[Shannon Finning and Raquel Contreras, April, 2007]

If your student is a freshman not living in your family home, he/she will live in on-campus housing for at least the freshman year. On-campus housing is the best place for new students to make connections and become acquainted with the university. Even after the freshman year, research shows that Clemson students who live on campus make better grades, drink less alcohol and tend to be more engaged in learning than those who live off campus. Should you and your student decide that living off-campus is a good alternative for him/her at some point, Clemson provides an Off-Campus Student Services website for your convenience.


CARE Reports

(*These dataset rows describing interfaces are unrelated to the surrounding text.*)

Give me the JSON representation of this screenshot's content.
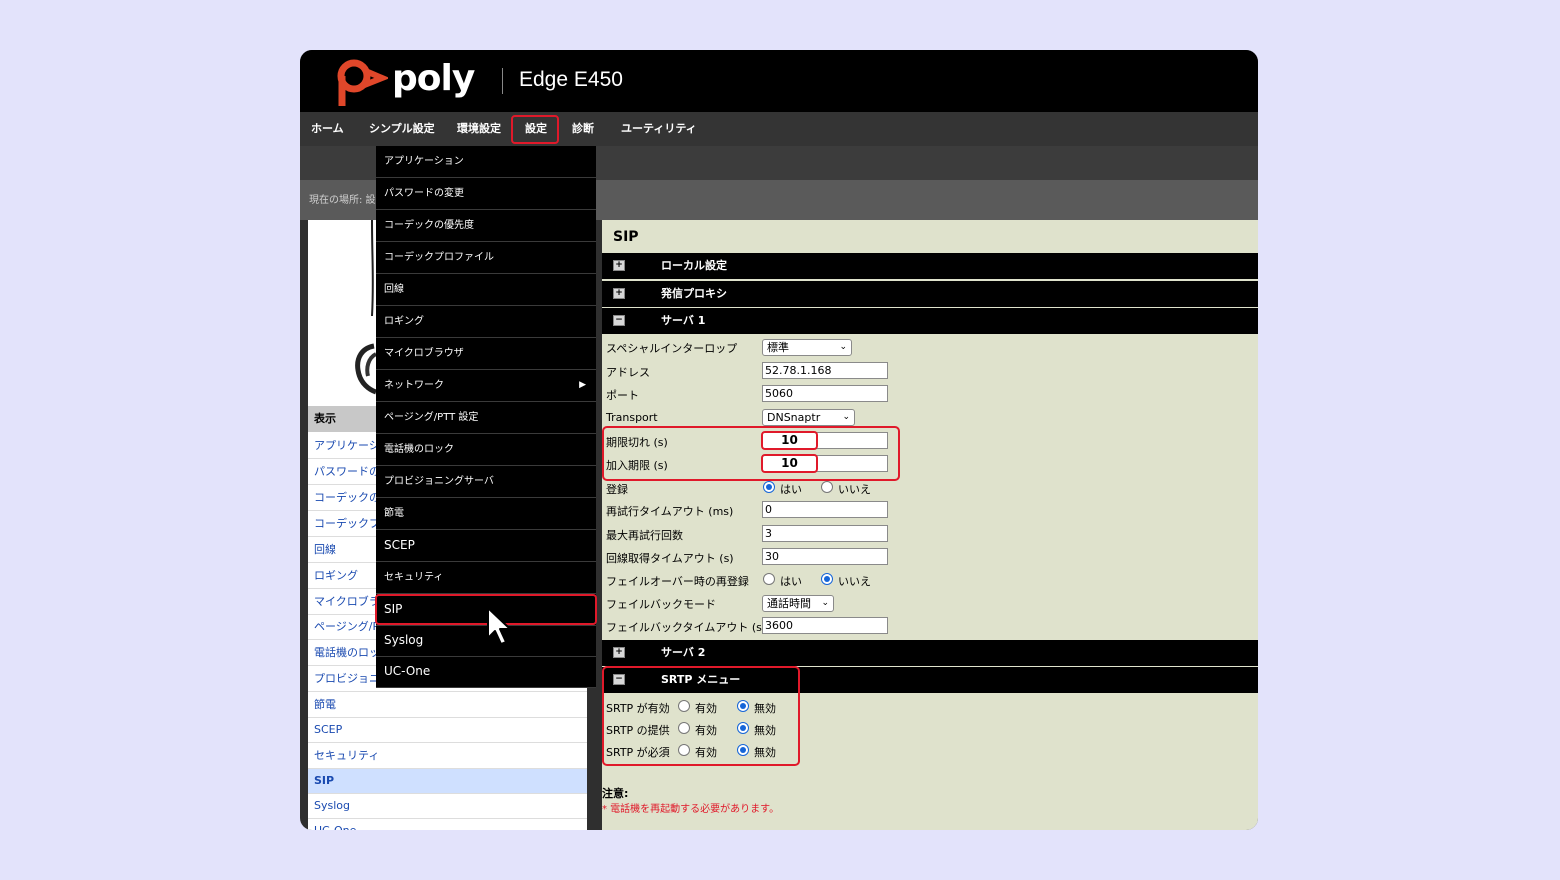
{
  "header": {
    "logo_text": "poly",
    "product_title": "Edge E450",
    "brand_color": "#e0472a"
  },
  "nav": {
    "items": [
      "ホーム",
      "シンプル設定",
      "環境設定",
      "設定",
      "診断",
      "ユーティリティ"
    ],
    "active_index": 3
  },
  "breadcrumb": "現在の場所: 設",
  "left_nav": {
    "heading": "表示",
    "items": [
      "アプリケーシ",
      "パスワードの",
      "コーデックの",
      "コーデックプ",
      "回線",
      "ロギング",
      "マイクロブラ",
      "ページング/P",
      "電話機のロッ",
      "プロビジョニ",
      "節電",
      "SCEP",
      "セキュリティ",
      "SIP",
      "Syslog",
      "UC-One"
    ],
    "active_index": 13
  },
  "dropdown": {
    "items": [
      "アプリケーション",
      "パスワードの変更",
      "コーデックの優先度",
      "コーデックプロファイル",
      "回線",
      "ロギング",
      "マイクロブラウザ",
      "ネットワーク",
      "ページング/PTT 設定",
      "電話機のロック",
      "プロビジョニングサーバ",
      "節電",
      "SCEP",
      "セキュリティ",
      "SIP",
      "Syslog",
      "UC-One"
    ],
    "submenu_arrow": "▶",
    "highlighted_index": 14
  },
  "main": {
    "title": "SIP",
    "sections": {
      "local": "ローカル設定",
      "outbound_proxy": "発信プロキシ",
      "server1": "サーバ 1",
      "server2": "サーバ 2",
      "srtp": "SRTP メニュー"
    },
    "expander_plus": "+",
    "expander_minus": "−",
    "fields": {
      "special_interop": {
        "label": "スペシャルインターロップ",
        "value": "標準"
      },
      "address": {
        "label": "アドレス",
        "value": "52.78.1.168"
      },
      "port": {
        "label": "ポート",
        "value": "5060"
      },
      "transport": {
        "label": "Transport",
        "value": "DNSnaptr"
      },
      "expires": {
        "label": "期限切れ (s)",
        "value": "10"
      },
      "subscribe_expires": {
        "label": "加入期限 (s)",
        "value": "10"
      },
      "register": {
        "label": "登録",
        "yes": "はい",
        "no": "いいえ",
        "selected": "yes"
      },
      "retry_timeout": {
        "label": "再試行タイムアウト (ms)",
        "value": "0"
      },
      "max_retries": {
        "label": "最大再試行回数",
        "value": "3"
      },
      "line_seize_timeout": {
        "label": "回線取得タイムアウト (s)",
        "value": "30"
      },
      "failover_reregister": {
        "label": "フェイルオーバー時の再登録",
        "yes": "はい",
        "no": "いいえ",
        "selected": "no"
      },
      "failback_mode": {
        "label": "フェイルバックモード",
        "value": "通話時間"
      },
      "failback_timeout": {
        "label": "フェイルバックタイムアウト (s)",
        "value": "3600"
      }
    },
    "srtp": {
      "rows": [
        {
          "label": "SRTP が有効",
          "on": "有効",
          "off": "無効",
          "selected": "off"
        },
        {
          "label": "SRTP の提供",
          "on": "有効",
          "off": "無効",
          "selected": "off"
        },
        {
          "label": "SRTP が必須",
          "on": "有効",
          "off": "無効",
          "selected": "off"
        }
      ]
    },
    "note_heading": "注意:",
    "note_text": "* 電話機を再起動する必要があります。"
  },
  "select_chevron": "⌄",
  "highlight_color": "#e0192a"
}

Once a CARE Report is submitted, it is reviewed by the Dean of Students Office staff within one business day. You may be contacted for additional information or clarification as needed. Based on the incident report and other available details, a member of the CARE Network contacts the referred individual to schedule a meeting. During the meeting, the student’s situation is assessed, referrals are made to appropriate resources, and support services are provided. 

Yes, you are able to submit a CARE Report anonymously; however, we strongly discourage this practice. At times additional information is needed in order to identify the best plan of action for supporting a referred student. The Dean of Students Office may need to contact you for additional information. You may request to remain unidentified to the individual that you are referring and we will do our best to protect your privacy; however, students may request and attain access to the report. As such, it is important that the report focus on objective, observable, and factual information avoiding labels and stereotypes.  

As soon as you submit an electronic CARE Report, in your browser you will see an automated message with confirmation that the report was submitted. Not every referral source receives a follow-up contact from staff. Know that once your report is submitted, staff will address it within one business day. If you have additional questions or needs, you may contact the Dean of Students Office and staff will respond within the parameters of FERPA. If the person you are creating a report for poses a threat of harm to self or others, please do not submit an electronic report, please call Clemson University Police Department immediately at (864) 656-2222.

CARE Reports are submitted through a secure electronic system called Maxient. There are limited staff members who are a part of the CARE Network and have access to the system. The Associate Vice President for Student Affairs/Dean of Students identifies the staff members who have access to CARE cases and grants varying levels of access to information within Maxient.


Notification of Absence

The Notification of Absence tool is a means for students to quickly notify all of their instructors of an absence prior to or following the absence. It remains the student's responsibility to follow-up with professors to discuss any work which may be missed. A professor may require documentation. As always, the professor is the one who determines if a student's absence is excused or unexcused. When a Notification of Absence is submitted by the Dean of Students Office on behalf of a student, it remains the responsibility of the student to follow up with individual professors as soon as he or she is able to do so. The Dean of Students Office includes only the details a student authorizes us to share in the notification.


Request for Verification of Attendance

When providing care and support services for students, the Dean of Students Office may contact professors and others to verify student attendance in class, completion of assignments, participation in activities, and attempt to note any possible behaviors of concern. Please respond to these requests as quickly as possible and know that the information is being used to determine appropriate next steps to help a student who may be in distress or facing academic challenges.